[INFORMATION SUPPLIED]:
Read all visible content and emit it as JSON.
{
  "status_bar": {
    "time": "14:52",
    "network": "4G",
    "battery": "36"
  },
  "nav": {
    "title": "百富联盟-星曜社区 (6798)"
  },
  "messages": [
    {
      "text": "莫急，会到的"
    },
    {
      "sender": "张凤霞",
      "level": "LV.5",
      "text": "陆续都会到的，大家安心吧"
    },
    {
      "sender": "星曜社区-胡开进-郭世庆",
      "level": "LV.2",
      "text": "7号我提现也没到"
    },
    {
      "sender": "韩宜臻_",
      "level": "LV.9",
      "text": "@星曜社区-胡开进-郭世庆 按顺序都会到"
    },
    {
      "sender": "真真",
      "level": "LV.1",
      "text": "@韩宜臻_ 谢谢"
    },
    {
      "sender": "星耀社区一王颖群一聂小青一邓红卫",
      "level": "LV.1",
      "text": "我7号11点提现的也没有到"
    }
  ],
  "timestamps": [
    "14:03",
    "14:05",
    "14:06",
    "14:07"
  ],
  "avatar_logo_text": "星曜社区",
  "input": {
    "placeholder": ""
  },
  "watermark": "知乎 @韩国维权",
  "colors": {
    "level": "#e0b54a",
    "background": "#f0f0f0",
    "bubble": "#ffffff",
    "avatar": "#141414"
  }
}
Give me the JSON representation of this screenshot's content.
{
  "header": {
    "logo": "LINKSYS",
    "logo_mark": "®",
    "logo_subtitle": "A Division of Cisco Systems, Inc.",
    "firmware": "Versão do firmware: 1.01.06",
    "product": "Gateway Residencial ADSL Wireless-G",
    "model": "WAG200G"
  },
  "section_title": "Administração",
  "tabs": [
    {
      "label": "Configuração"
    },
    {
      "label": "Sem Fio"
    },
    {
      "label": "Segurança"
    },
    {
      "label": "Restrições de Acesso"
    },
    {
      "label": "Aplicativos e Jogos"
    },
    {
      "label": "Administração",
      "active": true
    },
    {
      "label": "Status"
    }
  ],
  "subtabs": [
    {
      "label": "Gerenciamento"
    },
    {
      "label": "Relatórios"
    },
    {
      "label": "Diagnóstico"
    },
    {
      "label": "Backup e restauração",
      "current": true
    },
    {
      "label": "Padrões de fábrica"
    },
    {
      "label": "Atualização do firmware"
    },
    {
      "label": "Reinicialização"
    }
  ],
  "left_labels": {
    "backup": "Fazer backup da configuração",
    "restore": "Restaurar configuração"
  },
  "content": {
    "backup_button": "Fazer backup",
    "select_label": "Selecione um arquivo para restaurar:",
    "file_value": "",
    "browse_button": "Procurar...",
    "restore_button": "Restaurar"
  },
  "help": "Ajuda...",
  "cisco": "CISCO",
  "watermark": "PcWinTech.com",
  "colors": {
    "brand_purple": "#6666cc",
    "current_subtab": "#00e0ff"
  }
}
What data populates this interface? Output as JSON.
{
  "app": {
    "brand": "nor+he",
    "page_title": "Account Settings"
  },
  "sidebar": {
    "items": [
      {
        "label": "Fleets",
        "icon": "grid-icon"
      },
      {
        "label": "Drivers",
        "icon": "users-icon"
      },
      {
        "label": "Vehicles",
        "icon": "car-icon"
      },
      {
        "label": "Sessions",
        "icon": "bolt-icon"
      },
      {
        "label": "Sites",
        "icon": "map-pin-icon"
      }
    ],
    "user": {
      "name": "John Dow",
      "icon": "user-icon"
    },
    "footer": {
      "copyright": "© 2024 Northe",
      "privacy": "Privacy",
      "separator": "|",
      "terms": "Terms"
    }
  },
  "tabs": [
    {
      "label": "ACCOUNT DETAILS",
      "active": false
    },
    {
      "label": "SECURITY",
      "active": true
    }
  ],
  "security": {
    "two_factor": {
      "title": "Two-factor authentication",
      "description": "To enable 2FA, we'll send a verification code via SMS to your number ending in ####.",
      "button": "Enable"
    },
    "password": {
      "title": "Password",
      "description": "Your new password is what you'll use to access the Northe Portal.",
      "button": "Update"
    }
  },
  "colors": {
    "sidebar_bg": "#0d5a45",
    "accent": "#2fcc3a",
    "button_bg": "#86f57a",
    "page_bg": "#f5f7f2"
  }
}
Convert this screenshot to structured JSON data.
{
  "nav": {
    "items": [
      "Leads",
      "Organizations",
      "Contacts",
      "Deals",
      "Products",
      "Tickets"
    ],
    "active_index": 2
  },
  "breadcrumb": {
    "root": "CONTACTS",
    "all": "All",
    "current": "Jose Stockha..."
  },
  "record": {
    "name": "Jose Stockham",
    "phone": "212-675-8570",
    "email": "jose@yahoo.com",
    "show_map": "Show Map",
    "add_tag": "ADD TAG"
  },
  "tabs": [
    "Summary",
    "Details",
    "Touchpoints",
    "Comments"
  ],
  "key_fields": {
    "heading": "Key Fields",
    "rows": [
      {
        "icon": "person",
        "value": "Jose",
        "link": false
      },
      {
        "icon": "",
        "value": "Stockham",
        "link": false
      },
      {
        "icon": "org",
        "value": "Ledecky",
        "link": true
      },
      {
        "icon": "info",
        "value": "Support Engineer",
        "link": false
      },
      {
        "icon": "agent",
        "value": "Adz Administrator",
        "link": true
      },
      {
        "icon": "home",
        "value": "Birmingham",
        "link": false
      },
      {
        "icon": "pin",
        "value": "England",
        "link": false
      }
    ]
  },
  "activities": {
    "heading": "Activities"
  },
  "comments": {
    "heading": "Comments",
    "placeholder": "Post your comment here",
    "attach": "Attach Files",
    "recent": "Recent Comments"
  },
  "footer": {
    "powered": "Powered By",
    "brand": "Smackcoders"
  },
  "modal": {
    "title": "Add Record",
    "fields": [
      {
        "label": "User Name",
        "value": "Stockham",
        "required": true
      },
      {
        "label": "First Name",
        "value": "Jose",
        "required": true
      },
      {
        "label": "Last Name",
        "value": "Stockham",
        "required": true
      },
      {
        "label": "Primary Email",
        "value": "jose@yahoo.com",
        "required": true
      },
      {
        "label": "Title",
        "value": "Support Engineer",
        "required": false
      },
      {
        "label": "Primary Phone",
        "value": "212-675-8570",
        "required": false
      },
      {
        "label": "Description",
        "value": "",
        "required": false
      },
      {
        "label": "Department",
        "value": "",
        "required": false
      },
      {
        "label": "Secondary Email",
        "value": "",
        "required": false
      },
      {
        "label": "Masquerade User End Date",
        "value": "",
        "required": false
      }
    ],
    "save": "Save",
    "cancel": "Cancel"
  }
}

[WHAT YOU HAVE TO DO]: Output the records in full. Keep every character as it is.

[REPLY TO THE EXERCISE]:
Read all visible content and emit it as JSON.
{
  "status_bar": {
    "time": "14:52",
    "network": "4G",
    "battery": "36"
  },
  "nav": {
    "title": "百富联盟-星曜社区 (6798)"
  },
  "messages": [
    {
      "text": "莫急，会到的"
    },
    {
      "sender": "张凤霞",
      "level": "LV.5",
      "text": "陆续都会到的，大家安心吧"
    },
    {
      "sender": "星曜社区-胡开进-郭世庆",
      "level": "LV.2",
      "text": "7号我提现也没到"
    },
    {
      "sender": "韩宜臻_",
      "level": "LV.9",
      "text": "@星曜社区-胡开进-郭世庆 按顺序都会到"
    },
    {
      "sender": "真真",
      "level": "LV.1",
      "text": "@韩宜臻_ 谢谢"
    },
    {
      "sender": "星耀社区一王颖群一聂小青一邓红卫",
      "level": "LV.1",
      "text": "我7号11点提现的也没有到"
    }
  ],
  "timestamps": [
    "14:03",
    "14:05",
    "14:06",
    "14:07"
  ],
  "avatar_logo_text": "星曜社区",
  "input": {
    "placeholder": ""
  },
  "watermark": "知乎 @韩国维权",
  "colors": {
    "level": "#e0b54a",
    "background": "#f0f0f0",
    "bubble": "#ffffff",
    "avatar": "#141414"
  }
}
Give me the JSON representation of this screenshot's content.
{
  "header": {
    "logo": "LINKSYS",
    "logo_mark": "®",
    "logo_subtitle": "A Division of Cisco Systems, Inc.",
    "firmware": "Versão do firmware: 1.01.06",
    "product": "Gateway Residencial ADSL Wireless-G",
    "model": "WAG200G"
  },
  "section_title": "Administração",
  "tabs": [
    {
      "label": "Configuração"
    },
    {
      "label": "Sem Fio"
    },
    {
      "label": "Segurança"
    },
    {
      "label": "Restrições de Acesso"
    },
    {
      "label": "Aplicativos e Jogos"
    },
    {
      "label": "Administração",
      "active": true
    },
    {
      "label": "Status"
    }
  ],
  "subtabs": [
    {
      "label": "Gerenciamento"
    },
    {
      "label": "Relatórios"
    },
    {
      "label": "Diagnóstico"
    },
    {
      "label": "Backup e restauração",
      "current": true
    },
    {
      "label": "Padrões de fábrica"
    },
    {
      "label": "Atualização do firmware"
    },
    {
      "label": "Reinicialização"
    }
  ],
  "left_labels": {
    "backup": "Fazer backup da configuração",
    "restore": "Restaurar configuração"
  },
  "content": {
    "backup_button": "Fazer backup",
    "select_label": "Selecione um arquivo para restaurar:",
    "file_value": "",
    "browse_button": "Procurar...",
    "restore_button": "Restaurar"
  },
  "help": "Ajuda...",
  "cisco": "CISCO",
  "watermark": "PcWinTech.com",
  "colors": {
    "brand_purple": "#6666cc",
    "current_subtab": "#00e0ff"
  }
}
What data populates this interface? Output as JSON.
{
  "app": {
    "brand": "nor+he",
    "page_title": "Account Settings"
  },
  "sidebar": {
    "items": [
      {
        "label": "Fleets",
        "icon": "grid-icon"
      },
      {
        "label": "Drivers",
        "icon": "users-icon"
      },
      {
        "label": "Vehicles",
        "icon": "car-icon"
      },
      {
        "label": "Sessions",
        "icon": "bolt-icon"
      },
      {
        "label": "Sites",
        "icon": "map-pin-icon"
      }
    ],
    "user": {
      "name": "John Dow",
      "icon": "user-icon"
    },
    "footer": {
      "copyright": "© 2024 Northe",
      "privacy": "Privacy",
      "separator": "|",
      "terms": "Terms"
    }
  },
  "tabs": [
    {
      "label": "ACCOUNT DETAILS",
      "active": false
    },
    {
      "label": "SECURITY",
      "active": true
    }
  ],
  "security": {
    "two_factor": {
      "title": "Two-factor authentication",
      "description": "To enable 2FA, we'll send a verification code via SMS to your number ending in ####.",
      "button": "Enable"
    },
    "password": {
      "title": "Password",
      "description": "Your new password is what you'll use to access the Northe Portal.",
      "button": "Update"
    }
  },
  "colors": {
    "sidebar_bg": "#0d5a45",
    "accent": "#2fcc3a",
    "button_bg": "#86f57a",
    "page_bg": "#f5f7f2"
  }
}
Convert this screenshot to structured JSON data.
{
  "nav": {
    "items": [
      "Leads",
      "Organizations",
      "Contacts",
      "Deals",
      "Products",
      "Tickets"
    ],
    "active_index": 2
  },
  "breadcrumb": {
    "root": "CONTACTS",
    "all": "All",
    "current": "Jose Stockha..."
  },
  "record": {
    "name": "Jose Stockham",
    "phone": "212-675-8570",
    "email": "jose@yahoo.com",
    "show_map": "Show Map",
    "add_tag": "ADD TAG"
  },
  "tabs": [
    "Summary",
    "Details",
    "Touchpoints",
    "Comments"
  ],
  "key_fields": {
    "heading": "Key Fields",
    "rows": [
      {
        "icon": "person",
        "value": "Jose",
        "link": false
      },
      {
        "icon": "",
        "value": "Stockham",
        "link": false
      },
      {
        "icon": "org",
        "value": "Ledecky",
        "link": true
      },
      {
        "icon": "info",
        "value": "Support Engineer",
        "link": false
      },
      {
        "icon": "agent",
        "value": "Adz Administrator",
        "link": true
      },
      {
        "icon": "home",
        "value": "Birmingham",
        "link": false
      },
      {
        "icon": "pin",
        "value": "England",
        "link": false
      }
    ]
  },
  "activities": {
    "heading": "Activities"
  },
  "comments": {
    "heading": "Comments",
    "placeholder": "Post your comment here",
    "attach": "Attach Files",
    "recent": "Recent Comments"
  },
  "footer": {
    "powered": "Powered By",
    "brand": "Smackcoders"
  },
  "modal": {
    "title": "Add Record",
    "fields": [
      {
        "label": "User Name",
        "value": "Stockham",
        "required": true
      },
      {
        "label": "First Name",
        "value": "Jose",
        "required": true
      },
      {
        "label": "Last Name",
        "value": "Stockham",
        "required": true
      },
      {
        "label": "Primary Email",
        "value": "jose@yahoo.com",
        "required": true
      },
      {
        "label": "Title",
        "value": "Support Engineer",
        "required": false
      },
      {
        "label": "Primary Phone",
        "value": "212-675-8570",
        "required": false
      },
      {
        "label": "Description",
        "value": "",
        "required": false
      },
      {
        "label": "Department",
        "value": "",
        "required": false
      },
      {
        "label": "Secondary Email",
        "value": "",
        "required": false
      },
      {
        "label": "Masquerade User End Date",
        "value": "",
        "required": false
      }
    ],
    "save": "Save",
    "cancel": "Cancel"
  }
}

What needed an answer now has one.